Traditional business plans are generally anywhere between 30 to 40 pages long, which can feel intimidating to novice entrepreneurs. Where do you even start with this kind of document? Don’t worry: writing a business plan is not as complicated as it seems.
If you follow this specific framework, you should be able to draft a business plan, referring back to this asset often as a blueprint that’s constantly changing and growing. You might even find you have so much to share that it goes beyond the 40-page mark!
Here are the essential elements to include in your business plan
This is your startup’s brief synopsis. Essentially, it sums up who you are and what we need to know about your business. An executive summary is generally no longer than two pages, and answers the following questions:
- What does your business do?
- Which industry is the startup in and where is it located?
- When did the company start?
- Why are consumers interested in your offerings?
- How does the company make money?
Business description, concept and strategy

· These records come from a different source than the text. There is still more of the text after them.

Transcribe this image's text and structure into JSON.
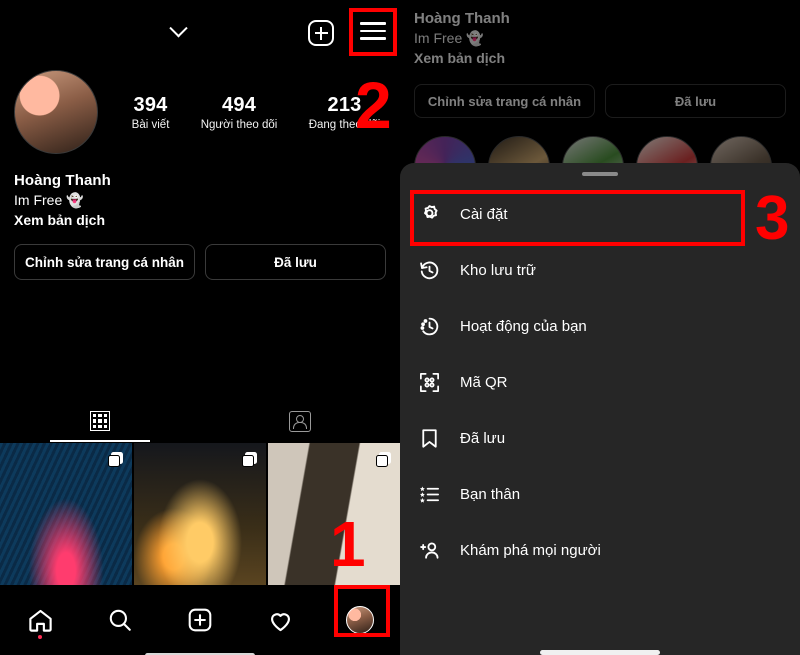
{
  "left_panel": {
    "topbar": {
      "chevron_icon": "chevron-down-icon",
      "add_icon": "plus-box-icon",
      "menu_icon": "hamburger-menu-icon"
    },
    "profile": {
      "avatar": "profile-avatar",
      "name": "Hoàng Thanh",
      "bio": "Im Free 👻",
      "translate_link": "Xem bản dịch",
      "stats": [
        {
          "value": "394",
          "label": "Bài viết"
        },
        {
          "value": "494",
          "label": "Người theo dõi"
        },
        {
          "value": "213",
          "label": "Đang theo dõi"
        }
      ],
      "buttons": [
        {
          "label": "Chỉnh sửa trang cá nhân"
        },
        {
          "label": "Đã lưu"
        }
      ]
    },
    "tabs": [
      {
        "name": "grid-tab",
        "icon": "grid-icon",
        "active": true
      },
      {
        "name": "tagged-tab",
        "icon": "tagged-person-icon",
        "active": false
      }
    ],
    "posts": [
      {
        "name": "post-thumbnail-1",
        "badge": "carousel-icon"
      },
      {
        "name": "post-thumbnail-2",
        "badge": "carousel-icon"
      },
      {
        "name": "post-thumbnail-3",
        "badge": "carousel-icon"
      }
    ],
    "bottom_nav": [
      {
        "name": "nav-home",
        "icon": "home-icon",
        "has_dot": true
      },
      {
        "name": "nav-search",
        "icon": "search-icon",
        "has_dot": false
      },
      {
        "name": "nav-create",
        "icon": "plus-box-icon",
        "has_dot": false
      },
      {
        "name": "nav-activity",
        "icon": "heart-icon",
        "has_dot": false
      },
      {
        "name": "nav-profile",
        "icon": "avatar-icon",
        "has_dot": false
      }
    ]
  },
  "right_panel": {
    "profile": {
      "name": "Hoàng Thanh",
      "bio": "Im Free 👻",
      "translate_link": "Xem bản dịch",
      "buttons": [
        {
          "label": "Chỉnh sửa trang cá nhân"
        },
        {
          "label": "Đã lưu"
        }
      ]
    },
    "sheet": {
      "grabber": "drag-handle",
      "menu_items": [
        {
          "icon": "gear-icon",
          "label": "Cài đặt"
        },
        {
          "icon": "archive-clock-icon",
          "label": "Kho lưu trữ"
        },
        {
          "icon": "activity-clock-icon",
          "label": "Hoạt động của bạn"
        },
        {
          "icon": "qr-code-icon",
          "label": "Mã QR"
        },
        {
          "icon": "bookmark-icon",
          "label": "Đã lưu"
        },
        {
          "icon": "star-list-icon",
          "label": "Bạn thân"
        },
        {
          "icon": "add-person-icon",
          "label": "Khám phá mọi người"
        }
      ]
    }
  },
  "annotations": [
    {
      "number": "1",
      "target": "nav-profile"
    },
    {
      "number": "2",
      "target": "hamburger-menu-icon"
    },
    {
      "number": "3",
      "target": "settings-menu-item"
    }
  ],
  "colors": {
    "annotation_red": "#FF0000",
    "background": "#000000",
    "sheet_background": "#262626"
  }
}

Now that we have a summary understanding what your company does, it’s time to delve into the business. Use this section to explore your startup more in-depth, in order to focus on the following details:
- How does your product or service work?
- Where did the idea for these offerings come from?
- What makes your products and services unique?
Additionally, you’ll use this section of a business plan to expand on your company’s goals. Outline the goals for your business, steps necessary to take to reach them, and the startup’s goal timeline.
This section of a business plan covers who or what makes up your competition. Every business has competitors, even if they are indirect (meaning that they may challenge your startup in the future).
You should be able to know, at a glance, which businesses are your competitors. Understand what the competition is currently offering, their pricing, and how they serve their customers. Analyze what would make consumers choose your products over a competing company.
Who makes up your target audience? A market analysis in a business plan outlines your ideal customer and his or her demographic profile. Think beyond what a customer may want, too. In a market analysis, you’ll study the needs of your customer and how your business can not just meet those needs, but anticipate and meet future needs.
Organization and management overview
This is your time to personally shine! An organization and management overview details more information about the company’s individuals. In this section of the business plan, you’ll include your background, relevant experience and core business responsibilities.
If you have any employees or business partners, you must also include their background information and roles, as well. This should include their work background, the date they were hired, and the role they were hired for in the company.
If you plan on getting investors on board, you’ll need financial documents to show that your startup is profitable. Or, proof that the company will earn a profit in the near future. This section is less focused on writing and more focused on tables and charts that cover the following numbers:
- Sales forecast
- Cash flow statement
- Profit and loss statement
- Expenses budget
- Break-even analysis
- Balance sheet for at least three years out into the future
As you wrap up your business plan draft, you may find little leftovers that need to be included… somewhere. Where should you put them? The appendix works nicely for items like partnership agreements and letters of incorporation.
Remember: Your business plan is a working document
Do you need to revise an existing timeline for reaching your goals? Are you seeking investors for capital, so you feel the need to create a financing request?
You may always return back to your business plan and edit accordingly. Revise and reevaluate as you see fit in order to put your business on the most direct track to success.